If you decide to add a Pi Supply Switch as well, follow the instructions from their site - - by adding the "soft shutdown" script to your system and follow this instructions to add it to the /etc/rc.local script.

Adding to Startup

Add the script to start-up the Pi so that, whenever power is supplied, the broadcast will kick off and be picked up the default 88.9 band by a radio reciever.

Add it to init.d:

$ cd /etc/init.d
$ sudo touch pirateradio
$ sudo chmod +x pirateradio
$ sudo vim pirateradio

Paste in the following to /etc/init.d/pirateradio:

#! /bin/sh
# /etc/init.d/pirateradio

# Provides:          pirateradio
# Required-Start:    $network
# Required-Stop:     $network
# Default-Start:     2 3 4 5
# Default-Stop:      0 1 6
# Short-Description: Start PirateRadio at boot
# Description:       PirateRadio script will start / stop a program a boot / shutdown.

case "$1" in
    echo "Starting PirateRadio"
    mount /dev/sda1 /media/pi/RADIOPI/
    cd /opt/pirateradio
    python &>/dev/null
    echo "Stopping PirateRadio"
    umount /dev/sda1
    kill `pgrep -f ffmpeg\(.*\)\/pi`
    kill `pgrep -f pifm`
    echo "Usage: /etc/init.d/pirateradio {start|stop}"
    exit 1

exit 0

Then save and add to start-up:

$ sudo update-rc.d pirateradio defaults
$ sudo /etc/init.d/pirateradio start


At this point, you could reboot:

$ sudo shutdown -r now

And once the Pi is up again, and the USB stick has been pointed and the startup script run (takes about 5 - 10 seconds for me):

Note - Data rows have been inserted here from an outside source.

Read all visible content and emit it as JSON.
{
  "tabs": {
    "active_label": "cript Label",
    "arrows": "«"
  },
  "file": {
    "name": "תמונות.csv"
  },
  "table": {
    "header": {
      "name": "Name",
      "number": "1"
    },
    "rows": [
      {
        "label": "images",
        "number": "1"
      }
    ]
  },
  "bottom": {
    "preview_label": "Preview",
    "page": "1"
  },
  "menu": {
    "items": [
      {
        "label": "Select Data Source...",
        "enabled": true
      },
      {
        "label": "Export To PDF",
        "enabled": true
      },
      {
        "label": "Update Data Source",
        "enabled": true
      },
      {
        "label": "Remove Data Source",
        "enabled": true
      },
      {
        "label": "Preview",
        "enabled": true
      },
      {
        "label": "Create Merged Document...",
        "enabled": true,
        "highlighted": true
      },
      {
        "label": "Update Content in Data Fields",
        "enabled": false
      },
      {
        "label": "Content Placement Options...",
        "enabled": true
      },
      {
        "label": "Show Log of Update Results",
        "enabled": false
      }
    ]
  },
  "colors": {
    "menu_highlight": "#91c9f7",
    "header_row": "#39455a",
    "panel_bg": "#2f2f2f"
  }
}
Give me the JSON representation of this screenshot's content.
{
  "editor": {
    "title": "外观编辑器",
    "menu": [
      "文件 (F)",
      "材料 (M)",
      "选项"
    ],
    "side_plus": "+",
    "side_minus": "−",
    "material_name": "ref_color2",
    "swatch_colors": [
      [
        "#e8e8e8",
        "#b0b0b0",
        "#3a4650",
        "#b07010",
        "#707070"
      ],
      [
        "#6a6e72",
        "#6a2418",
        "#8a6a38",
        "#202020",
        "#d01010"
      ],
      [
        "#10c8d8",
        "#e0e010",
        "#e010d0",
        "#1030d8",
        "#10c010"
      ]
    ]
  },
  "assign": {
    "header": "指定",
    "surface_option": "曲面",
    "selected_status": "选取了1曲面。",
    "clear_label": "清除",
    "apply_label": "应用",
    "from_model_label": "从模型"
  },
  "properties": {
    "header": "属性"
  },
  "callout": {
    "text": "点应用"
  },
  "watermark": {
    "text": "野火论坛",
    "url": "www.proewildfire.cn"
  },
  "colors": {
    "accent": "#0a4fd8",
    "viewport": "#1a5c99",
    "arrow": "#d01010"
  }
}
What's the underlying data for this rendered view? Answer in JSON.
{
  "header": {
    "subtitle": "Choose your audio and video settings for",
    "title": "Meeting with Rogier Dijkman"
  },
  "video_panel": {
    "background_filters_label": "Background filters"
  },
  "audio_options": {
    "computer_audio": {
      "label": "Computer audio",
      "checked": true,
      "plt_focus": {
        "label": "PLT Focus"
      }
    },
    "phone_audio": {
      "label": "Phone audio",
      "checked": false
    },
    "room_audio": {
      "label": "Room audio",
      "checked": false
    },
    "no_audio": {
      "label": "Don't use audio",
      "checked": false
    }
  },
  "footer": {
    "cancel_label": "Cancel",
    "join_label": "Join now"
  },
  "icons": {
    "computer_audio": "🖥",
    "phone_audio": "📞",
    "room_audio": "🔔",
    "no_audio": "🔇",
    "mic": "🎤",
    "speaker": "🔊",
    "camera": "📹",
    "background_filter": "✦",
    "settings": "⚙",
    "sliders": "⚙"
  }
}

  1. Find your favorate radio reciever (for FM frequencies)
  2. Tune the radio to 88.9
  3. Get down to your favorite tunes!

Additional Note

If you used and setup the Pi Supply Shutdown you won't need to unplug and plug back in the power supply to the Pi when deciding to stop broadcasting music from the USB stick on your PI to the FM frequency - just simply press the soft or hard shutdown buttons.


I had a lot of fun building this custom "local" radio station based off the Raspberry Pirate Radio post from a few years back. With a little customization, I was able to set it up the way I wanted while incorporating the Pi Supply Shutdown peripheral.

I love music and talk radio and this project was just a continuation of different presentations of which I can access - and, dare I say, harness - that fascination. Hopefully, I will one day finish my one long standing project and have that posted up here as well :) Time will tell.

Until then, I submit to you this admission: